It has been demonstrated that hydrotherapy increases the muscle strength of the paretic leg of patients with a stroke.

The Royal Dutch Society for Physical Therapy (KNGF) Clinical Practice has Guideline for Physical Therapy in patients with stroke. The guideline development team recommends considering hydrotherapy to increase muscle strength.

Hydrotherapy can be implemented during the mobilization phase. Based on the ICF classification, this phase can be subdivided into the domains that physical therapy is concerned with:

  • walking ability and other mobility-related abilities
  • dexterity
  • ADLs.


What is Hydrotherapy?

Hydrotherapy is a form of exercise therapy that uses the mechanical and thermal characteristics of water during partial immersion for therapeutic purposes, such as improving balance, muscle strength, aerobic endurance, and/or agility.
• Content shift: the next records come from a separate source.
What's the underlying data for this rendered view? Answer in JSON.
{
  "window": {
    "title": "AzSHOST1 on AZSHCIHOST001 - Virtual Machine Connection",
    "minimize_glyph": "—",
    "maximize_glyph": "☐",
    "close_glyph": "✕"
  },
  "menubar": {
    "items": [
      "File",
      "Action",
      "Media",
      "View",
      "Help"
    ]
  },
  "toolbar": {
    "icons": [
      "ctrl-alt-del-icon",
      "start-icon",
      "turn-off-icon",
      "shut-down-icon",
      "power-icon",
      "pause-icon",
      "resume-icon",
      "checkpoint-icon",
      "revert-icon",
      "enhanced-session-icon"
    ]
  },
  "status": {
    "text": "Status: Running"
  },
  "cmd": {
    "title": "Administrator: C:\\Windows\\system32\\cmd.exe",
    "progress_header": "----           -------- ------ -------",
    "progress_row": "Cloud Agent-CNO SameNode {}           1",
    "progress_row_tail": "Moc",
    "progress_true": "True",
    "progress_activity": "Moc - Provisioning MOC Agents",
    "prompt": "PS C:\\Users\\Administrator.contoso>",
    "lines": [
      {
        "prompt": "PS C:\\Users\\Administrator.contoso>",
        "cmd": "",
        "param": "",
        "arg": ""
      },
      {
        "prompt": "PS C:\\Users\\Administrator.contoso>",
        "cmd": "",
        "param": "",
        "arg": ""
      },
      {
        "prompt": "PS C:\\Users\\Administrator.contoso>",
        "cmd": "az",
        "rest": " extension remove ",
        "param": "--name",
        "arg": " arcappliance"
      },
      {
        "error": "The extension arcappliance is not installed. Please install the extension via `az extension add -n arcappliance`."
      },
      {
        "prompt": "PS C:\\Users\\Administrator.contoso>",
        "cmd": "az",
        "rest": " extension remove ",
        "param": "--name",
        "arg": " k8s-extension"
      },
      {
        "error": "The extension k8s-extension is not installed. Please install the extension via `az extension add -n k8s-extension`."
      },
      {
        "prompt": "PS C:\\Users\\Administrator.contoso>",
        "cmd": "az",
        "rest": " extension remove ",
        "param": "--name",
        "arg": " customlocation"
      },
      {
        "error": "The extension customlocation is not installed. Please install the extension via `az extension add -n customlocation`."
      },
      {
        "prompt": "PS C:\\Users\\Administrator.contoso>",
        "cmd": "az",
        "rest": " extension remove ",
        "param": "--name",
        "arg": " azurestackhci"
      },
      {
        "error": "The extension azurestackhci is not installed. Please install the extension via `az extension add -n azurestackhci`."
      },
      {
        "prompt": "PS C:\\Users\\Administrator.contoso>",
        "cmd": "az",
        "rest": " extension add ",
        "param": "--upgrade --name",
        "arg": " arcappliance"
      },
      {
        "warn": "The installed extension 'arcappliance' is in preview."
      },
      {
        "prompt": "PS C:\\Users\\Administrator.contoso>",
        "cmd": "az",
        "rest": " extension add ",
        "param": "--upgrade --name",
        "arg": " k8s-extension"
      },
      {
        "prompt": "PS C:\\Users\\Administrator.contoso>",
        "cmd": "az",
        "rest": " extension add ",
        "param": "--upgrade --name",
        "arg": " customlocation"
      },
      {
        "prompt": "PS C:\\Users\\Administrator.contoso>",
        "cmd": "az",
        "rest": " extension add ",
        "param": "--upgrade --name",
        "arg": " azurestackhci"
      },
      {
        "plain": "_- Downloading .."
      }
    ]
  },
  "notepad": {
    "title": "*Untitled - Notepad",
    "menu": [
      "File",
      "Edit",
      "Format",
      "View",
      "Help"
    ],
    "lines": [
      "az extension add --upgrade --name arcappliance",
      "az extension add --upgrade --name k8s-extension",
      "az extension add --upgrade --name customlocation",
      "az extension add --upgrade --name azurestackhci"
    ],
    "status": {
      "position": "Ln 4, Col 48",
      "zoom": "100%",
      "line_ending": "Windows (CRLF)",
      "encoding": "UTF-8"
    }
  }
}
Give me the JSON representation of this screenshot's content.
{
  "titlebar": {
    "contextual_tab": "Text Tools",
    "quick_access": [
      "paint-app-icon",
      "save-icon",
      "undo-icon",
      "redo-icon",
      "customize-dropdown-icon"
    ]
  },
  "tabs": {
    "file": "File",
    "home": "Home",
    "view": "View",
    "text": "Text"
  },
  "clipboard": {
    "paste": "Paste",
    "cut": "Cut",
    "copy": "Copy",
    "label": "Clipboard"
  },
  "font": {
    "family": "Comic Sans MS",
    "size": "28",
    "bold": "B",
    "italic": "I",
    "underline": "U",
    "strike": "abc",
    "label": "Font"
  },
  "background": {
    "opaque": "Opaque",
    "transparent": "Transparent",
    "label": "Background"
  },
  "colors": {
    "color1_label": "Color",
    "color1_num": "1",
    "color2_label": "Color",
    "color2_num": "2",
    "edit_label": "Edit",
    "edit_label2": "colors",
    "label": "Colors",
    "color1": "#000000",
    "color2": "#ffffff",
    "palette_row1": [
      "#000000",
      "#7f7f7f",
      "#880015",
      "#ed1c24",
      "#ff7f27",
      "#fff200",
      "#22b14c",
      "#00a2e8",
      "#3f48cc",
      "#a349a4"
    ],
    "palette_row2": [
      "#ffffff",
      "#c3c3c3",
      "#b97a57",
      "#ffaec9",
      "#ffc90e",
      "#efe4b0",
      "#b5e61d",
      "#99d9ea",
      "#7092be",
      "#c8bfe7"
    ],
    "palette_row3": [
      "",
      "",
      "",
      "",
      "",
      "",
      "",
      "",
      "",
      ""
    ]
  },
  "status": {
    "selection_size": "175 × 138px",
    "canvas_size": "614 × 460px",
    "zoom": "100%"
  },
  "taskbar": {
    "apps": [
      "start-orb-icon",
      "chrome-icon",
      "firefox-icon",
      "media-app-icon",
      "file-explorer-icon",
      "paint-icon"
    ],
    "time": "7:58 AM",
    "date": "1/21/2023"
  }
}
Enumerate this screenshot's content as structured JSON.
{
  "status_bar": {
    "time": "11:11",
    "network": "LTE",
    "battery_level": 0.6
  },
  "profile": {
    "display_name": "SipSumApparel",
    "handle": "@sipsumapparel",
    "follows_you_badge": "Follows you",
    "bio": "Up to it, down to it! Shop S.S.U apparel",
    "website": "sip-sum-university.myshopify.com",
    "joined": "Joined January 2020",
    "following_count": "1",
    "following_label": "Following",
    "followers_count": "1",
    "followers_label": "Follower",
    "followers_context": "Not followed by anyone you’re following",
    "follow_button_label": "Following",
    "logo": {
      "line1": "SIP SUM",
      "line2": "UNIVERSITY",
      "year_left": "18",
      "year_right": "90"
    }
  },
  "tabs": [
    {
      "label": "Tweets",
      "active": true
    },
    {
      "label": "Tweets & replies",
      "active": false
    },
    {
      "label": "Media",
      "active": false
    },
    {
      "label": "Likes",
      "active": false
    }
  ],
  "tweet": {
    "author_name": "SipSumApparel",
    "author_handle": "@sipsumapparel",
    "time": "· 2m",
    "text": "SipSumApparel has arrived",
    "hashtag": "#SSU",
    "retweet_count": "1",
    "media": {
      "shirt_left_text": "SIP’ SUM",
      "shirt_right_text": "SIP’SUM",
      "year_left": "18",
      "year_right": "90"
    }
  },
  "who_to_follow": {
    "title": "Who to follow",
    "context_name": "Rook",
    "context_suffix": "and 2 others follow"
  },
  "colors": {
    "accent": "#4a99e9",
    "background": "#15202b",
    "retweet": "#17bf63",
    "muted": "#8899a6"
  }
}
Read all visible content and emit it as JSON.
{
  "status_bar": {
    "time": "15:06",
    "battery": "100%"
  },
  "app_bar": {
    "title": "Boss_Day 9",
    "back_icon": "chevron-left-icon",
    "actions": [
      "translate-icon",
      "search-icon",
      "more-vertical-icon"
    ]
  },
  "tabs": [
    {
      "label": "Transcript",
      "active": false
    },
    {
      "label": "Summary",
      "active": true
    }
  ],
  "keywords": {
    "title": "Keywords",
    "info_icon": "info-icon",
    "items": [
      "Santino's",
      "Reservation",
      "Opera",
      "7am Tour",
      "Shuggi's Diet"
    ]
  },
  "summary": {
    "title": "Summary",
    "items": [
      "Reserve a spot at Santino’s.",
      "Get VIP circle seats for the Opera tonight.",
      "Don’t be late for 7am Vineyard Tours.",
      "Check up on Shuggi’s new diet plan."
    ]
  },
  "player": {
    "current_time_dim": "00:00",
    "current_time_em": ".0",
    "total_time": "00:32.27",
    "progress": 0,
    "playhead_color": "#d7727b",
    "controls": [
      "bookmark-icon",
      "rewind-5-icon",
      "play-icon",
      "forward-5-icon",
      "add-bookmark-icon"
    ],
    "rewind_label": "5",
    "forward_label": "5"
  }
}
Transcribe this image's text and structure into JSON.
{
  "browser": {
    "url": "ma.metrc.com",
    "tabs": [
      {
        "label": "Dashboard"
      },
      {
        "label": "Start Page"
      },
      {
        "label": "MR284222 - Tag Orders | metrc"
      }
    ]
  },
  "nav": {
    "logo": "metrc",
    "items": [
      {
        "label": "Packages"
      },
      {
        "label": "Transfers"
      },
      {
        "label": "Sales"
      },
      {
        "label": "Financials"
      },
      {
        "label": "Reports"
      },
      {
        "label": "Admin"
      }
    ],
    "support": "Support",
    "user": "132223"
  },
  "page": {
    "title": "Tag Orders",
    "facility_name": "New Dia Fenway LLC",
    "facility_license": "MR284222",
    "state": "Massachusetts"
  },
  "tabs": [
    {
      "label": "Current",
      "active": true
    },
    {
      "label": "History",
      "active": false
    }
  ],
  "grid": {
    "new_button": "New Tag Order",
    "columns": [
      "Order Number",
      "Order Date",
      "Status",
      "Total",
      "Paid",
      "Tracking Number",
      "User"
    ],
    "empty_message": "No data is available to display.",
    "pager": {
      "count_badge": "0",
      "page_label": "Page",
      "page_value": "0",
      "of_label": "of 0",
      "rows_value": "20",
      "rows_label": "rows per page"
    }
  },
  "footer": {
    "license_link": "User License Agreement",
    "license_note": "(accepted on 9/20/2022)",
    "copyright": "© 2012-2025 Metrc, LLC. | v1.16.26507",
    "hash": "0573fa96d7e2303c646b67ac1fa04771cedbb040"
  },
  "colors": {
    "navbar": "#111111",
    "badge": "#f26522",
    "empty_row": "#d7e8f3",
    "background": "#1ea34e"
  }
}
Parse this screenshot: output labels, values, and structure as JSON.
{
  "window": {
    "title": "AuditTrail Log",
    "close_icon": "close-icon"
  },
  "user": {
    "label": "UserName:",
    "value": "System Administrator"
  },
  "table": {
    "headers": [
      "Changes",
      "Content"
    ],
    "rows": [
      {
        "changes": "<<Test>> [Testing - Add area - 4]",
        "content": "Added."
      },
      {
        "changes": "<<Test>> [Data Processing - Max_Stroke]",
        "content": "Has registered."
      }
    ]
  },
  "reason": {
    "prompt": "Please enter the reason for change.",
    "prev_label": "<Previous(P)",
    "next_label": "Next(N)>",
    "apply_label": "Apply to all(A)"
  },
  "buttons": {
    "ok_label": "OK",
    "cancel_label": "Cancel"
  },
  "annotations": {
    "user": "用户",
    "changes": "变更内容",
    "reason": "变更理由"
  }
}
It sometimes involves the use of ‘hands-on’ techniques, such as joint mobilization, stretching techniques, or relaxation. The therapy can be given individually or in groups. The supervised therapy ideally takes place in a specially designed exercise pool.

Hydrotherapy applies various concepts, such as:

  • Halliwick method (balance and stability exercises)
  • Bad Ragaz Ring Method (muscle strength exercises based on principles of proprioceptive neuromuscular facilitation or PNF)
  • deep-water running or aquajogging
  • Watsu method (for relaxation)
  • Ai Chi method (a combination of deeper breathing and exercises for the extremities carried out in broad, slow movements).

The guideline development team recommends considering hydrotherapy to increase muscle strength. This may involve aerobic training, functional gait training, or exercises using the Halliwick and Ai Chi methods.


What are the KNGF Guidelines?

KNGF Guidelines are national professional recommendations, based on scientific evidence, intended to optimize patient* care. Guidelines are intended to serve as an instrument to support physical therapists in making clinical decisions. Guidelines aim to provide guidance for everyday practice and at the same time to be flexible enough to enable therapists to deviate from them to meet individual needs, depending on the situation and the patient, provided this deviation is based on sound arguments.
This revised KNGF Guideline Stroke offers recommendations for appropriate care. The individual recommendations have been pro- vided with indicators to assess the quality of physical therapy care. In the opinion of KNGF, checking the implementation of the guide- lines is the responsibility of the physical therapists, in consultation with and supported by KNGF.



  1. KNGF Clinical Practice Guideline for Physical Therapy in patients with stroke F.1.19 Hydrotherapy, page 33. , can be downloaded from www.fysionet.nl. © 2014 Royal Dutch Society for Physical Therapy (Koninklijk Nederlands Genootschap voor Fysiotherapie, KNGF)
  2. Halliwick® Aquatic Therapy – IATF (International Aquatic Therapy Faculty), Valens, Switzerland
  3. Bad Ragaz Ring Method – IATF (International Aquatic Therapy Faculty), Valens, Switzerland
  4. Clinical Ai Chi – IATF (International Aquatic Therapy Faculty), Valens, Switzerland
  5. Study: Watsu Approach for Improving Spasticity and Ambulatory Function in Hemiparetic Patients with Stroke
  6. Study: Effects of aquatic physiotherapy on the improvement of balance and corporal symmetry in stroke survivors
  7. Study: The effect of Ai Chi and Halliwick on Postural Balance and Muscle Strength in Stroke Survivors
  8. Effects of Halliwick on Functional Mobility in Subacute Stroke Patients: A Randomized Controlled Trial